Nidal Hasan, 'Soldier of Allah'
Nidal Hasan, on trial for killing 13 and wounding 30 in a 2009 shooting spree at Ft. Hood, Texas, sent some of his writings to Fox News. In those writings, Hasan renounces his American citizenship, he renounces his officer's commission in the US Army, and signs off as "SoA" or "Soldier of Allah."
In the only document bearing a date -- Oct. 18, 2012 -- Hasan writes: "I, Nidal Malik Hasan, am compelled to renounce any oaths of allegiances that require me to support/defend (any - sic) man made constitution (like the constitution of the United States) over the commandments mandated in Islam ... I therefore formally renounce my oath of office ... this includes my oath of U.S. citizenship."
In another document, the only one which is typed, Hasan declares that American democracy and Shariah law are incompatible. "There is an inherent and irreconcilable conflict. ... in an American Democracy 'we the people' govern according to what 'we the people' think is right or wrong; even if it specifically goes against what All-Mighty God commands."
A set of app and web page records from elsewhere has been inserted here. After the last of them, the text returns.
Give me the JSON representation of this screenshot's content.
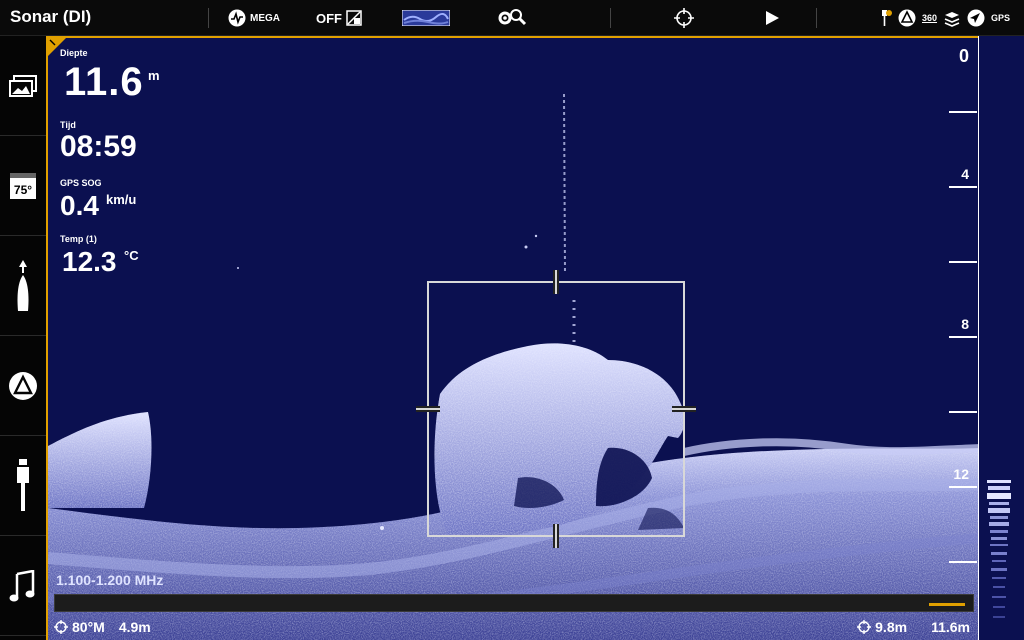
{
  "header": {
    "title": "Sonar (DI)",
    "mega_label": "MEGA",
    "off_label": "OFF",
    "gps_label": "GPS",
    "label_360": "360"
  },
  "readouts": {
    "depth": {
      "label": "Diepte",
      "value": "11.6",
      "unit": "m"
    },
    "time": {
      "label": "Tijd",
      "value": "08:59"
    },
    "sog": {
      "label": "GPS SOG",
      "value": "0.4",
      "unit": "km/u"
    },
    "temp": {
      "label": "Temp (1)",
      "value": "12.3",
      "unit": "°C"
    }
  },
  "sidebar": {
    "temp_badge": "75°"
  },
  "sonar": {
    "frequency": "1.100-1.200 MHz",
    "heading": "80°M",
    "cursor_distance": "4.9m",
    "cursor_depth": "9.8m",
    "bottom_depth": "11.6m"
  },
  "scale": {
    "labels": [
      "0",
      "4",
      "8",
      "12"
    ]
  },
  "colors": {
    "accent": "#e0a000",
    "background": "#0b1050",
    "sonar_return": "#c7cbf5"
  }
}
The Obama administration outrageously classifies the Ft. Hood massacre as "workplace violence" rather than terrorism. Hasan's writings say otherwise, that he attacked and killed -- shouting "Allahu Ackbar," no less -- because he wanted to wage jihad on the United States. He has made a mockery of his trial by making an issue of sporting a beard in accordance with his Islamic beliefs, but in violation of Army regulations.
The "workplace violence" designation has allowed the Obama administration and its apologists to claim that there have been no terrorist attacks on American soil during Obama's tenure, despite Hasan's rampage. It has also led to the denial of military medals and other benefits for the victims.
"The government has tried to deny that this was an act of terrorism. I think that, I hope that if people hear the words from Hasan's own mouth that they will understand that this was an act of terrorism," Staff Sgt. Shawn Manning, who was shot six times at Fort Hood on Nov. 5, 2009, told Fox News.
Manning first spoke to Fox News a year ago as part of the network's ongoing investigation of the massacre. Manning said he supported publishing the documents from Hasan so that the American public can decide whether Fort Hood was an act of terrorism or "workplace violence."
Manning, who will testify at the trial, and is part of a separate legal action, says the victims and their families are being denied certain benefits and pay because Fort Hood is not considered terrorism. At the same time, the accused shooter has collected nearly $300,000 in military pay since his arrest.
"Some of the survivors and some of the deceased, or family members of the deceased, are struggling. I think it's a grave injustice, and it breaks my heart to see things like that happen," Manning said.